I was up stairs in a second, and down the lightning-rod in another one, and shinning through the dark for the lean-to.
Up the wall, by means of cracks and tufts, was shinning a small boy.
References to football are confined to comments, mostly humorous but occasionally serious, on the practice of shinning or hacking.
So Tom laid his bones to it, shinning up as fast as he could and dragging up his rod after him.
"Must've dropped out while I was shinning over the back fence," he surmised vaguely.
He had figured on grabbing one of the guns and shinning up to the friendly crotch, there to despatch his foe at leisure.
Then selecting a huge tree, I climbed it by shinning up one of the big pendent vines, and had a good look round.
Nothing for it but the tree: so Tom laid his bones to it, shinning up as fast as he could, and dragging up his rod after him.
He had no difficulty in shinning up the trunk until he reached a lower limb, and then he quite easily drew himself up.
"shinning" down a tree was a simple matter, with which any youth would be familiar.

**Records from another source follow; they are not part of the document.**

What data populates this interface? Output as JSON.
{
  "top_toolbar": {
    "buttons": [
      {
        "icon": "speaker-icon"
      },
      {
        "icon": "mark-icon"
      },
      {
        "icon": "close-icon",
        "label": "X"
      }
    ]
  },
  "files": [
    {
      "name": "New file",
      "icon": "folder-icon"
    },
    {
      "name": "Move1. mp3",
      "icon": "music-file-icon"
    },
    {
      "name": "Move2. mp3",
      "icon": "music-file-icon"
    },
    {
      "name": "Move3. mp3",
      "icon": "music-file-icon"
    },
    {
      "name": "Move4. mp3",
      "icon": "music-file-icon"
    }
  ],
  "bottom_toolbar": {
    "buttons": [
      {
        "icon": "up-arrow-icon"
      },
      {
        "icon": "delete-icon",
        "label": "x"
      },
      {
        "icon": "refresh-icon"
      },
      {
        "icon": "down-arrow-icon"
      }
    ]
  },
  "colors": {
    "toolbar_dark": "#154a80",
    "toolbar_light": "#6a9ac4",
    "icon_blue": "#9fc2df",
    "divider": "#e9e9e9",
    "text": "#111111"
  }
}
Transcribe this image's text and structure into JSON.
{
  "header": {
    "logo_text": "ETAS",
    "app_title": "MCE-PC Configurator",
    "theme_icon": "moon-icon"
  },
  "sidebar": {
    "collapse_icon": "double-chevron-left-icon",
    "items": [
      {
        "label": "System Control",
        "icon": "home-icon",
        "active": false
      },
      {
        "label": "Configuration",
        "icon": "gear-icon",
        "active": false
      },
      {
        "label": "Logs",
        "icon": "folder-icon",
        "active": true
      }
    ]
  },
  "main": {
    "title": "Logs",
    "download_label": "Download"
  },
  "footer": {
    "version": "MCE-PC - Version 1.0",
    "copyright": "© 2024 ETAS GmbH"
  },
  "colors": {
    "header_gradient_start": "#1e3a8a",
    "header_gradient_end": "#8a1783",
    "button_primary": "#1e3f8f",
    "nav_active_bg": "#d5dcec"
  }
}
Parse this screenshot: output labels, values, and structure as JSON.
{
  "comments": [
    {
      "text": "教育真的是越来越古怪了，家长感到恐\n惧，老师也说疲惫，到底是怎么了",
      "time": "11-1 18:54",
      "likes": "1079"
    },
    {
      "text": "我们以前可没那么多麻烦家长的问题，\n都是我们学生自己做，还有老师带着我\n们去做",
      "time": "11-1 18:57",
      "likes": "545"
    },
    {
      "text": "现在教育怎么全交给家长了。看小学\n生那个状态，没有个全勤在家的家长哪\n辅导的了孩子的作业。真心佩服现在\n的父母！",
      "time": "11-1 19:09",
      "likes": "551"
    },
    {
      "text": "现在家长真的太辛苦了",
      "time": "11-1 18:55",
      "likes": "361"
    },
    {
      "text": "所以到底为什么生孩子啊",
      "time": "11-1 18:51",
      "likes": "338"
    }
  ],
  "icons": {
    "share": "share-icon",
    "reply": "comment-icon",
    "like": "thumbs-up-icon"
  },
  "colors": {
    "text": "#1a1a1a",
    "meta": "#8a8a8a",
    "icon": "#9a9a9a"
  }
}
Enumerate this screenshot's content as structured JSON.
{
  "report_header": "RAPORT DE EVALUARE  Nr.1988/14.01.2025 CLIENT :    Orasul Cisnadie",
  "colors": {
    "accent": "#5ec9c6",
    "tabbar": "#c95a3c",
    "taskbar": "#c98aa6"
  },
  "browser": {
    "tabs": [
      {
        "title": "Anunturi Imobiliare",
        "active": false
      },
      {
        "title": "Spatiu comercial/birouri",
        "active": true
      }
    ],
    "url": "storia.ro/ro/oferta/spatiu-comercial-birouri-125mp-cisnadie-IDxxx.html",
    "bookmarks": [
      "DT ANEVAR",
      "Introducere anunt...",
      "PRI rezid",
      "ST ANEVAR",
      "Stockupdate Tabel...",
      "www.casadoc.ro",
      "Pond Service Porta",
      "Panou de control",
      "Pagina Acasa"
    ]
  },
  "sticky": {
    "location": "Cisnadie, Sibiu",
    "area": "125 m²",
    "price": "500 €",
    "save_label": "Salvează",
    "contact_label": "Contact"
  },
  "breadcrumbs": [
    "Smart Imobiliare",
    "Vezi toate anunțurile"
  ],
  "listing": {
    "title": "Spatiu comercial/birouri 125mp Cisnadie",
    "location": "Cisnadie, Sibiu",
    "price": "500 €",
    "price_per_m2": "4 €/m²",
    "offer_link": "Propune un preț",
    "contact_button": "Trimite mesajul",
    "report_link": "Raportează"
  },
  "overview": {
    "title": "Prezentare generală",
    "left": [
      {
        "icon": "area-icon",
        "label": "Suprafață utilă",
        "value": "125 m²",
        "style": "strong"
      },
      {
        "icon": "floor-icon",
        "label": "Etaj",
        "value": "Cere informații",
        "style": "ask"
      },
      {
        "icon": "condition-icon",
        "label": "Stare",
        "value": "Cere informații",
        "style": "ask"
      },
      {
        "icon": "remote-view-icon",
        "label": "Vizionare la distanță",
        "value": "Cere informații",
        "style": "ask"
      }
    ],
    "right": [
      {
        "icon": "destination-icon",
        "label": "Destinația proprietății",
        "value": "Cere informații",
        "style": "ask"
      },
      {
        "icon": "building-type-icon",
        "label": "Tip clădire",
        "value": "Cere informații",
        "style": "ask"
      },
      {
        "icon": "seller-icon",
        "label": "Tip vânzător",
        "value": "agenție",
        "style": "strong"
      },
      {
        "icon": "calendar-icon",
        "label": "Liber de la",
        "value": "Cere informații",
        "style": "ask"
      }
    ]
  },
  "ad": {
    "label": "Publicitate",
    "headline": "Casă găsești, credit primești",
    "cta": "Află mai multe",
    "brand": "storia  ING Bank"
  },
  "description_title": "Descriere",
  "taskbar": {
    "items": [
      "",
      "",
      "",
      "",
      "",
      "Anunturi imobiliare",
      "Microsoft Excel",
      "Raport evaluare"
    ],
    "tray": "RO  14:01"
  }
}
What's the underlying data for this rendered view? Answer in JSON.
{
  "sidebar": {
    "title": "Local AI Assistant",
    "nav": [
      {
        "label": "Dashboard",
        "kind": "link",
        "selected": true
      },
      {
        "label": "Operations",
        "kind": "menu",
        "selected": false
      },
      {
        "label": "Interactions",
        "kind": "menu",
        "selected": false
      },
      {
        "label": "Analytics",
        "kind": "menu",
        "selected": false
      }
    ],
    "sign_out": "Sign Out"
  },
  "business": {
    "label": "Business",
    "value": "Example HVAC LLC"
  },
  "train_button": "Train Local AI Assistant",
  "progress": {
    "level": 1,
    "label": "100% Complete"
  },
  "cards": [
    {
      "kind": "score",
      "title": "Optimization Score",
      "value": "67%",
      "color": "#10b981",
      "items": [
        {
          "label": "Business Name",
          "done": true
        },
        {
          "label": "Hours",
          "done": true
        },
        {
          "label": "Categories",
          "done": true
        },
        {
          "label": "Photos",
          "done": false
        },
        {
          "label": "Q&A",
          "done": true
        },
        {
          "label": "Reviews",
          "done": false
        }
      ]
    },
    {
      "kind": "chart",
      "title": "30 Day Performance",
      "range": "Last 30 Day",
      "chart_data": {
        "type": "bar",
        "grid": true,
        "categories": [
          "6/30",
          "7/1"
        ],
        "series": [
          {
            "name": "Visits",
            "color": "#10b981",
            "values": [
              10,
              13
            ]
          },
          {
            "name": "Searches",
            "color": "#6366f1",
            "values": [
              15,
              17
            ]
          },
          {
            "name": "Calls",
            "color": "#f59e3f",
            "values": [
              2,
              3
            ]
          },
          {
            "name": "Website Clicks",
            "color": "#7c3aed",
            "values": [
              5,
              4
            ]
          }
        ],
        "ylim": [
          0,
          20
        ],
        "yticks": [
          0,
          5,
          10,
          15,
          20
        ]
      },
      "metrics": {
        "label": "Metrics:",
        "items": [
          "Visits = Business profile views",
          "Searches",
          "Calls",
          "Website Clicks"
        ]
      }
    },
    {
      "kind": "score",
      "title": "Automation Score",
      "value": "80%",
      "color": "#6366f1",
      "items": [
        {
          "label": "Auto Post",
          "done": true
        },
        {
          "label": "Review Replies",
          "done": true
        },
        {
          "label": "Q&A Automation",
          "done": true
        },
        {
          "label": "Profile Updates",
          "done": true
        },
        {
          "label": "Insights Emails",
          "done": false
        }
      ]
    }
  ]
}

Old English scinu "shin, fore part of the lower leg," from Proto-Germanic *skino "thin piece" (cf. Dutch scheen, Old High German scina, German Schienbein "shin, shinbones"), from PIE root *skei- "to cut, split" (see shed (v.)). Shin splints is attested from 1930.
"to climb by using arms and legs" (originally a nautical word), 1829, from shin (n.). Related: Shinned; shinning.
The front part of the leg located below the knee and above the ankle.